Tehran’s Friday mass Imam, Kazem Sedighi, warned worshippers on Friday January 2 that “sedition”, the term the establishment uses to refer to the 2009 election protesters and the Green Movement, “has not been uprooted.”
Sedighi said: “The influence of seditious elements in certain areas of the executive branch are a grave concern… universities have become a safe haven and advertising venue for some of them.”
The reformist candidates of the 2009 election challenged the legitimacy of the vote count and triggered widespread street protests, bringing the country into serious political crisis.
The two candidates, MirHosein Mousavi and Mehdi Karroubi, are now under house arrest, and many protesters were also arrested and sentenced to long prison terms.
The victory of the more moderate candidate Hassan Rohani in the 2013 elections has made conservative factions in the establishment wary of a reformist rise to power.
The Tehran Friday mass Imam told worshippers on January 2: “Seditious elements are making plans to take over the Assembly of Experts and the Parliament… they are trying to destabilize the regime.”

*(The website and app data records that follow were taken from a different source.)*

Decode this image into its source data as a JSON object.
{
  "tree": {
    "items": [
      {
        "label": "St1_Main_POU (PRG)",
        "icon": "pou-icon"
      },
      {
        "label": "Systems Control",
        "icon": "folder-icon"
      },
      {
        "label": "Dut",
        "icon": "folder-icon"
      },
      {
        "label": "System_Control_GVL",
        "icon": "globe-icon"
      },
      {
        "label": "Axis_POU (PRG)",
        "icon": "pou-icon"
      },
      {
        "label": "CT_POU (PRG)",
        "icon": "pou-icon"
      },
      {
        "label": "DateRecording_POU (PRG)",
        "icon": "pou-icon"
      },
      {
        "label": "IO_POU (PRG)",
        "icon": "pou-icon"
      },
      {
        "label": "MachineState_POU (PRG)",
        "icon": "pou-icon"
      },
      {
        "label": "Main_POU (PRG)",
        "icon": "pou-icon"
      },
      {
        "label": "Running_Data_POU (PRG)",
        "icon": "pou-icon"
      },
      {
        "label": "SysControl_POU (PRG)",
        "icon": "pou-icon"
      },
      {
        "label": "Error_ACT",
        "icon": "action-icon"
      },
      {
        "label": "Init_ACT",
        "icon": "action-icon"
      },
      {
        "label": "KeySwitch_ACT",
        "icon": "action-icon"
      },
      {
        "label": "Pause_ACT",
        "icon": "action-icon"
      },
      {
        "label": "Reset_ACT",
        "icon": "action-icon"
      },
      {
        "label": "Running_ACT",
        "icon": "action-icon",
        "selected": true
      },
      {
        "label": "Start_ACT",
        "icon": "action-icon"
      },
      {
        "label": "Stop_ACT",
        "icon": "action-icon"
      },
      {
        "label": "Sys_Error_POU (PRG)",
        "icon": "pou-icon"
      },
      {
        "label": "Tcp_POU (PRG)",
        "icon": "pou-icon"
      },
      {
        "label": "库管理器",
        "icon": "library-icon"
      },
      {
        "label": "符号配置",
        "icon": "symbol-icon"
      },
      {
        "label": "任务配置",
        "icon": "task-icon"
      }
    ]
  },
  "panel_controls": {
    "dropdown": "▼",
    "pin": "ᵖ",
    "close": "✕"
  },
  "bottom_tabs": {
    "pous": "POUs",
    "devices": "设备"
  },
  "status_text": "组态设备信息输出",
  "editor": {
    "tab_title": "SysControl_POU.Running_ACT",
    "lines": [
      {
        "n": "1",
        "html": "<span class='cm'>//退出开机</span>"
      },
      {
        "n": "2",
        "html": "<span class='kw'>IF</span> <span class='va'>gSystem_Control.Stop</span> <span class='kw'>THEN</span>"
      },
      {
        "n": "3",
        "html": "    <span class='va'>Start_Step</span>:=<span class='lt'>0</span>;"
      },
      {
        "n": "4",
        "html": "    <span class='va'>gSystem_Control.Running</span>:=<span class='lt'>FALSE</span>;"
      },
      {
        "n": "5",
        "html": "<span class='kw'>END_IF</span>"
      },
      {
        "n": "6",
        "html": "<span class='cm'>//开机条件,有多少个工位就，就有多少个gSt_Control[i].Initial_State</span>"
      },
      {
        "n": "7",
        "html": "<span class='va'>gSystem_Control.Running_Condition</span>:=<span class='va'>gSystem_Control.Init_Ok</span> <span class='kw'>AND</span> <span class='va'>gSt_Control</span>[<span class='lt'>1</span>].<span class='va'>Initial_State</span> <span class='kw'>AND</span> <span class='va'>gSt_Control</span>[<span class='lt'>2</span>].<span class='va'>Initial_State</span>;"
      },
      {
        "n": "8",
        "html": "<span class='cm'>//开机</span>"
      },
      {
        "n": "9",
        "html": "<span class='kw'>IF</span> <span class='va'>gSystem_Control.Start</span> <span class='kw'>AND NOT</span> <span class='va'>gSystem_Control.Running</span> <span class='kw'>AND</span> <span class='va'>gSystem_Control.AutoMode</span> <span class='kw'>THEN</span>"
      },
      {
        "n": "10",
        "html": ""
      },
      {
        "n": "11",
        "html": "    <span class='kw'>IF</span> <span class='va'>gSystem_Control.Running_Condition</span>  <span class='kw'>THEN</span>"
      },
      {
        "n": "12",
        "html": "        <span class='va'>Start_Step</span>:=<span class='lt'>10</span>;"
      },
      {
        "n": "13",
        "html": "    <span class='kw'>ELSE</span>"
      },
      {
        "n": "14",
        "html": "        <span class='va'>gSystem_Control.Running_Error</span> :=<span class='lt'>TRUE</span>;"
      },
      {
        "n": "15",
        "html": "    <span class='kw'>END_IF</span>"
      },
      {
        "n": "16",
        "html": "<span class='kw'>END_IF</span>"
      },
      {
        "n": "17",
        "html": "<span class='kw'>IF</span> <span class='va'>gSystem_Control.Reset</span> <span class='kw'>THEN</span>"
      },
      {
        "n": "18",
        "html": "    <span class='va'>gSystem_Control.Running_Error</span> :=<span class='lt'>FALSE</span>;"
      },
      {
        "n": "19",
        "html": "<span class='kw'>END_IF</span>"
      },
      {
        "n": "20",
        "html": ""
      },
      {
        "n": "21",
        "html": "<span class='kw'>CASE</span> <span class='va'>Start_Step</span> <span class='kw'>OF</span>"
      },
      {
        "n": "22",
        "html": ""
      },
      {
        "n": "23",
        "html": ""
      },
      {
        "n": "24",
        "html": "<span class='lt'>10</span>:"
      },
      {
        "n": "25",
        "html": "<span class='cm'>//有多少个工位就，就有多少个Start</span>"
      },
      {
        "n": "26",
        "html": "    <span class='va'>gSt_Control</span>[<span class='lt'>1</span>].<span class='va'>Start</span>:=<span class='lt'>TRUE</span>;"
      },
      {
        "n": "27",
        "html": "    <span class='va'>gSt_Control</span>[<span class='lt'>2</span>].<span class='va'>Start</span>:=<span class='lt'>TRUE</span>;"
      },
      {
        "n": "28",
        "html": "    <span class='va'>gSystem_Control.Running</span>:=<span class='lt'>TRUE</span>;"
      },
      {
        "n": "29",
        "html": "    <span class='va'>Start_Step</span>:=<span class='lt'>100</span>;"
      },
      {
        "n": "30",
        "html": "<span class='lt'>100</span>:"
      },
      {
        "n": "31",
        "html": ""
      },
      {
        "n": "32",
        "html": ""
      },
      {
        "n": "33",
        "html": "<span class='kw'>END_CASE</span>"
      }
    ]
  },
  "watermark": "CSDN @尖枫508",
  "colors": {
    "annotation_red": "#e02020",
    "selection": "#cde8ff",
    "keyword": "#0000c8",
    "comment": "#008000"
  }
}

The Rohani administration has tried to reconcile the different factions of the Islamic Republic establishment, which were severely fractured following the 2009 election protests, but those efforts have been seriously impeded by the more conservative factions, which refuse to change their rhetoric in describing the opposition as “seditious”.